The Boston Public Schools (BPS) has unveiled three plans in its effort to improve the school-assignment system.
One plan would create a new zone system—similar to, but more varied than the one used today—while two other plans would create a list of schools based on quality and proximity to the student’s home.
For the three plans, the Hernández K-8 School, the Dudley Street Neighborhood Charter School and UP Academy Charter School of Dorchester would be options available for all students.
Sibling preference and walk zone priority would remain in any new plan. The assignment changes would affect incoming students for the 2014-15 school year.
The zone-system plan would move from the current three zones to 10 zones. Families would pick from any of the schools inside the zone they live, as well as any school within their walk zone. The walk zone is a mile and may cross a zone boundary. They would rank the schools they preferred and are assigned based on seat availability.
Zone 5 appears to encompass all of Mission Hill. It includes the Tobin and Higginson/Lewis K-8 schools and the Trotter, John Fitzgerald Kennedy, Hennigan, Ellis and Hale elementary schools.
The other two “list” plans would use a formula to rank schools based on a family’s address. BPS would use MCAS data to chart two years of academic performance of students in math and English for each school and the rate of academic growth.
The ranked schools would be placed into a four-tier system and a list would be compiled picking schools closest to the family’s home from each of the top three tiers. The “Home-based A” plan would give families at least six choices, while the “Home-based B” plan would give families at least nine choices.
The two plans would also include three “closest capacity” schools, which is a school that can usually seat any student that requests it.
For the three plans, elementary schools would “feed” into middle schools nearby. High schools would remain open citywide, as they are now.
The External Advisory Committee (EAC), a group put together last year to help form a new school-assignment system, held two community meetings on the plans Feb. 4 and 5, after the Gazette deadline.
“I think we have done a great job of listening and reaching out to every constituency,” said Craig Lankhorst, a member of EAC and the chair of the local Ward 10 Democratic Committee.
Lankhorst could not comment on which plan EAC was leaning towards, saying further analysis is ongoing.
BPS spokesperson Matt Wilder said that the two meeting would probably be the only community meetings held by EAC before it makes its recommendation to Superintendent Carol Johnson.
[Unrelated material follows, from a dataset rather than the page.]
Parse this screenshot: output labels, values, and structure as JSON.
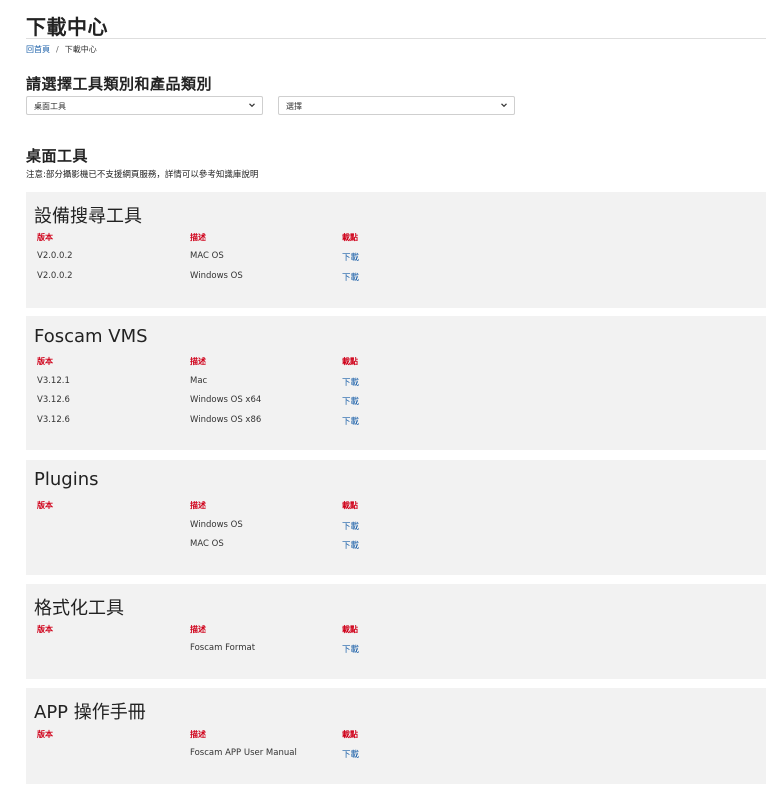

But, he said, once Johnson has submitted a plan to the City’s School Committee, there would likely be more community meetings.
For more information about each plan, visit bostonschoolchoice.org.